Living with docile, compliant school boards

Editor:

For those whose heads were left spinning by the enthusiasm with which the school board majority (Spencer opposed) gave away $4.6 million in cash for $1.95 million in return, here is some context.
City officials know that voters would never approve a tax increase to subsidize a property developer, such as Tim Lewis Communities, which, in addition to the Crown Beach property, has interests in and around the soon-to-be-former Alameda Unifed School District tidelands parcels. Voters, however, can routinely be counted on to approve parcels taxes and tax bond measures “for the children!”
 Knowing this, officials routinely and repeatedly bleed the school district dry through mechanisms like redevelopment, infrastructure financing districts, land swaps and other dumb deals, like we have seen in the past two weeks.
In Alameda, docile, compliant, school boards and administrators have repeatedly ignored their fiduciary and other duties to taxpayers, parents and students, and readily co-operated in these grand bargains. In 1991, the school district signed a deal with the City of Alameda that ultimately produced the $4.6 million for low-income housing that the district just gave away, because it’s not in the business of building low-income housing. 
(Back in 2008, when I publicized this, and a second, smaller, fund, hardly anybody — not even school district officials — knew about this money. Then-Superintendent Ardella Dailey angrily told me that the district had no obligation to track those funds that were explicitly set aside for the school district.)
In 2000, the school district signed another land-swap deal that gave away Mastick School, ostensibly, in return for the 17 acres of tidelands trust parcels that the district now insists is worthless, and can’t possibly be appraised for value. (I understand that San Francisco State University is now calling AUSD Chief Business Officer Dr. Robert Clark, asking him to return some of the letters after his name.)
That agreement also called for the school district to receive rental revenue from the tidelands parcels. The district now insists it is not, and never was in the business of managing property like this. If the property is worthless to the district, and the district was never in the business of managing the property, why on earth did they sign the agreement?
Now, in the middle of a facilities master plan process, the district is trading away cash and property for a pittance in return.

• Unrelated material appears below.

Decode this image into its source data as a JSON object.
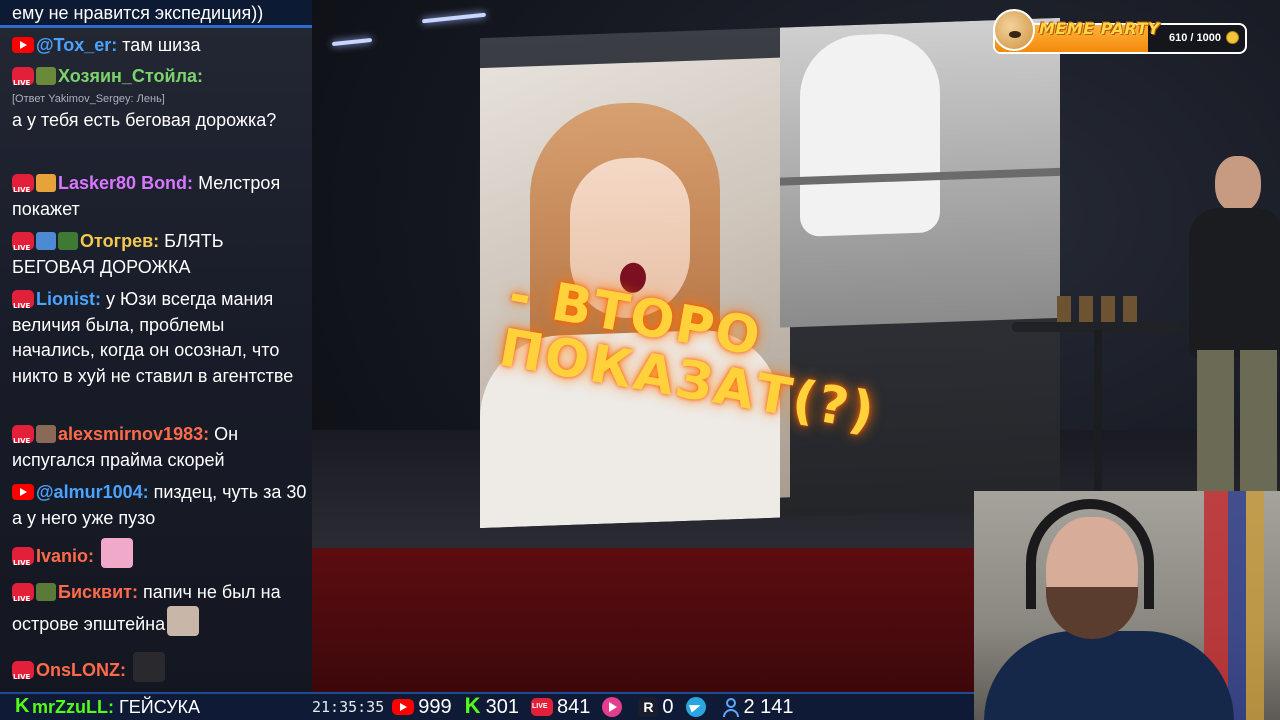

Very odd decisions indeed by a school district that is coming begging to voters again later this year.
I encourage Alameda voters to reject this model of subsidizing private development corporations under the guise of paying for schools by voting against any tax measure that AUSD puts on the ballot this year or next.
 

— David Howard